The municipality will pay the expense for the counsel services but, as previously stated by the Chief Information Officer Ken Blum and reiterated on October 19th, once a developer is named after a redevelopment plan is conducted, that developer will reimburse Roselle Park for the expense of the attorney.
If the contract was below $17,500, there would have been no need to use the non-fair and open contract but the borough clerk stated he would have recommended to have it on as a resolution to provide transparency.

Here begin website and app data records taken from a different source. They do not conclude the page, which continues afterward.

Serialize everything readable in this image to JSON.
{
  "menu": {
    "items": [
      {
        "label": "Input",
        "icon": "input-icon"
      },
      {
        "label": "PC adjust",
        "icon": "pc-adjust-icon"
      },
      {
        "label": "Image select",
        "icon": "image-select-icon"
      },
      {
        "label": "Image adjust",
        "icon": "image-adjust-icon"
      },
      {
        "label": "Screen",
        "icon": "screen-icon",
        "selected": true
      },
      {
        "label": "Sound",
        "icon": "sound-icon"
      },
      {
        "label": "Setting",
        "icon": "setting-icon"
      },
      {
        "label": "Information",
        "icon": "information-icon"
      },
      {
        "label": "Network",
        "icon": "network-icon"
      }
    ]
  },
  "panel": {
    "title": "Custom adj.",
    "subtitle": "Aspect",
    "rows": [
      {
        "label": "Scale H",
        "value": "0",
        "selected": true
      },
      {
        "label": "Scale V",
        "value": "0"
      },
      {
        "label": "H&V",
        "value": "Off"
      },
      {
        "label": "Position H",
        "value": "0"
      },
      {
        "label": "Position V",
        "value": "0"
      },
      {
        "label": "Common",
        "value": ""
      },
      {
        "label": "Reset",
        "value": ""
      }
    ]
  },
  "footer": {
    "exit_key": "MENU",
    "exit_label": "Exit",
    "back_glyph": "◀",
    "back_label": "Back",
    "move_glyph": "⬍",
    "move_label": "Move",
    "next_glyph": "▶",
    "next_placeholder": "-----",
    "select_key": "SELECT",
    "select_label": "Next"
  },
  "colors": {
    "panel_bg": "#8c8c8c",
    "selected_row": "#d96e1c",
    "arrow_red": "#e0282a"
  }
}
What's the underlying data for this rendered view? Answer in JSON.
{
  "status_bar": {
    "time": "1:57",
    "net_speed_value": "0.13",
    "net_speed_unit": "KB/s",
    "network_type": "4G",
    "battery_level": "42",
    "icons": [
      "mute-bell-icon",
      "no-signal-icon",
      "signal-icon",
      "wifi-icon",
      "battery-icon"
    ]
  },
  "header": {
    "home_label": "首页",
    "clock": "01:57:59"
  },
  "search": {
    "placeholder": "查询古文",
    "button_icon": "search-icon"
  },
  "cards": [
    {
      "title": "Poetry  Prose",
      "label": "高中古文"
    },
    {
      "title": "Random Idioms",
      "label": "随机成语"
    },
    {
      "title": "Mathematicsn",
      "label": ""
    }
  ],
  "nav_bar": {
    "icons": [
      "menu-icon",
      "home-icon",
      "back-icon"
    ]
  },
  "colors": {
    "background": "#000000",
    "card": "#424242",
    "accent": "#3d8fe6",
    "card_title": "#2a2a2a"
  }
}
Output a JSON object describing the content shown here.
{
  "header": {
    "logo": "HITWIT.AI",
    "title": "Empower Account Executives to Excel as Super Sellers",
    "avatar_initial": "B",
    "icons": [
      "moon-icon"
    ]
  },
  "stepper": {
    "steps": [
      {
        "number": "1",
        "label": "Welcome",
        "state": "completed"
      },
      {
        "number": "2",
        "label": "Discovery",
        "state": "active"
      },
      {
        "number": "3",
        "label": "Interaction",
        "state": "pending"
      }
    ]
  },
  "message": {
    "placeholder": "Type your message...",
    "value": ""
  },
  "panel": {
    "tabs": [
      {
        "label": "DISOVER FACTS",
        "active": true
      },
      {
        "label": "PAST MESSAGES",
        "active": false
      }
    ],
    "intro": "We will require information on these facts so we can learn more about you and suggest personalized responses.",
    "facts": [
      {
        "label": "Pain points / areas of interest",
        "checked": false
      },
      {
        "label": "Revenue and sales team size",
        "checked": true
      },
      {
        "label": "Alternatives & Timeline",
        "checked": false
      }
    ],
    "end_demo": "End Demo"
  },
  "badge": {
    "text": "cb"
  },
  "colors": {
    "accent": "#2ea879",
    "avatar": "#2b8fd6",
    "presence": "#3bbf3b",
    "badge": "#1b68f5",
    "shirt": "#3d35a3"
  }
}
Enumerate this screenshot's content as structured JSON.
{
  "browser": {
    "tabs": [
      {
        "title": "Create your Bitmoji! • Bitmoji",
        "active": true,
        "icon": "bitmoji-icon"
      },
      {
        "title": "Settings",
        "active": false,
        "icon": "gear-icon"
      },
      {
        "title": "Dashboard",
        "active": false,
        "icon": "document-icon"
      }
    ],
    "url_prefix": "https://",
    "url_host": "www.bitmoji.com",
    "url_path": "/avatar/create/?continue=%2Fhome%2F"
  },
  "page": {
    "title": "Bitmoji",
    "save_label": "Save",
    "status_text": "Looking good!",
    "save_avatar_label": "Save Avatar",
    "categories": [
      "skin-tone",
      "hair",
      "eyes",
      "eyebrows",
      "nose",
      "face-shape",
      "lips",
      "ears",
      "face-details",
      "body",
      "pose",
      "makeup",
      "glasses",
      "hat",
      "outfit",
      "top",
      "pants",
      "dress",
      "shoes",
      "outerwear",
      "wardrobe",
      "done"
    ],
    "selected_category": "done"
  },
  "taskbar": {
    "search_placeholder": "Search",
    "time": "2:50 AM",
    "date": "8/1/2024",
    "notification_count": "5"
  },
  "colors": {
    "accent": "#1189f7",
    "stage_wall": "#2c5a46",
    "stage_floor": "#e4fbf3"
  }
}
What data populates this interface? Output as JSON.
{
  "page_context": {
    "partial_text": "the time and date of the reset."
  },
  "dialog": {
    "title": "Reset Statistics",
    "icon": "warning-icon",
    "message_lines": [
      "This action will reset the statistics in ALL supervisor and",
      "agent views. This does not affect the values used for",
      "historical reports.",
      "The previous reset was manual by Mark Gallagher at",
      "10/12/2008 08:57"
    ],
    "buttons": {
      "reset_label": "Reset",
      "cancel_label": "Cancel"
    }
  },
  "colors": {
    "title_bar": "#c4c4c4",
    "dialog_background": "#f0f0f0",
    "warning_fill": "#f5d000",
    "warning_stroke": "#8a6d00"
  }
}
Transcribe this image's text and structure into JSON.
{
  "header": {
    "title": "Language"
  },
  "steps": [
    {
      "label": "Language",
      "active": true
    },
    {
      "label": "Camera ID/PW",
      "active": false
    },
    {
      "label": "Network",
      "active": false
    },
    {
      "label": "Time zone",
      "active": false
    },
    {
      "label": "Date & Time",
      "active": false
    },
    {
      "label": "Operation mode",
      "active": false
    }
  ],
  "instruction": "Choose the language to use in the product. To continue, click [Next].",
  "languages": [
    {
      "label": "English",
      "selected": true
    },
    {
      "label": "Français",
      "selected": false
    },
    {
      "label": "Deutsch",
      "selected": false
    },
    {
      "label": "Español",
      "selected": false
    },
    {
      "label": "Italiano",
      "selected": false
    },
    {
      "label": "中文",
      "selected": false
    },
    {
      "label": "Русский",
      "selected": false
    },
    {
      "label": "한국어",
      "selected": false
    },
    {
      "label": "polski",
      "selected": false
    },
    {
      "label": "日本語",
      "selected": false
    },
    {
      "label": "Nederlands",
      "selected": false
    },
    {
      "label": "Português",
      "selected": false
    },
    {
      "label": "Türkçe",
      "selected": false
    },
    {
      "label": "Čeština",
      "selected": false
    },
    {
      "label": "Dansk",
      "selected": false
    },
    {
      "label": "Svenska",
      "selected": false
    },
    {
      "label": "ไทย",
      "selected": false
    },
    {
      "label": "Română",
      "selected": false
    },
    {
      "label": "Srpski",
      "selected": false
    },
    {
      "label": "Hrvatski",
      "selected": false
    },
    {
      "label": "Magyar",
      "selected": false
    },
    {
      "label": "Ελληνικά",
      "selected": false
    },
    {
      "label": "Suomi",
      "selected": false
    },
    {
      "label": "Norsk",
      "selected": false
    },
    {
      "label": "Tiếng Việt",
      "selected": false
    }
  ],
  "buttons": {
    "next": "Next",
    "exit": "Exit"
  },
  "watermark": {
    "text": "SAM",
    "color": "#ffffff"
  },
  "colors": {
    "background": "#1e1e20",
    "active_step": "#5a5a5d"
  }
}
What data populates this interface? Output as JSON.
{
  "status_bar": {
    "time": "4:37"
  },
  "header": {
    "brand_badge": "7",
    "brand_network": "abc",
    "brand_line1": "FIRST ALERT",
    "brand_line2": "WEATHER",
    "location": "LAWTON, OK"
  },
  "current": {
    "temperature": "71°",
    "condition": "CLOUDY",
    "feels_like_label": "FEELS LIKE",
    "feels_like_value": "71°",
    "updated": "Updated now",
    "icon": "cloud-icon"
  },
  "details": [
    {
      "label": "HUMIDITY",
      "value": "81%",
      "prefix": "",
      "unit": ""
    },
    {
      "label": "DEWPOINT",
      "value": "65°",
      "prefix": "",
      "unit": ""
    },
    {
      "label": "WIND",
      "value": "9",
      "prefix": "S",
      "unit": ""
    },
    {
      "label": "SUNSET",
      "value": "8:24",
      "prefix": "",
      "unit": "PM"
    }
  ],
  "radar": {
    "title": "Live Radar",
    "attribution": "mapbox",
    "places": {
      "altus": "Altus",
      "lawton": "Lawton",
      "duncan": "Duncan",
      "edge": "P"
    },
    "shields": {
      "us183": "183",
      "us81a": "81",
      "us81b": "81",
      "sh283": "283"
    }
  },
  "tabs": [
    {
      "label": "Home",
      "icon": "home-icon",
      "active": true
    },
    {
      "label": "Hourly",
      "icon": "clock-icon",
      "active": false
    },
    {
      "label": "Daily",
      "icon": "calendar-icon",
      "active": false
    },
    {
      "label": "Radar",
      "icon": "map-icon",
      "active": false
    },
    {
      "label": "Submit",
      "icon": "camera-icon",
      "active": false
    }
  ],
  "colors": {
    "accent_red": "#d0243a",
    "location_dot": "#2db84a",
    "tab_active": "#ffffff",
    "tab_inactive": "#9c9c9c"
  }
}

This is the second step to having development at Hunter Supply. Last year, council approved a study to determine if the property qualified as an area in need of redevelopment. Such a designation is a requirement to have a development apply for Payment In Lieu Of Taxes or PILOT – an incentive to have a builder develop a property and pay an annual fee that is less than taxes. It is a motivating factor for town governments since even though payments are less than taxes, almost all of it goes to the municipality as opposed to ⅓ if taxes were paid on a property.
No official word has been given as to what is planned to be built on the property next to the little league fields but it is surmised that it will be either apartments or mixed use with commercial use on the first floor and residential above and that PILOT will be sought by the as yet unnamed development.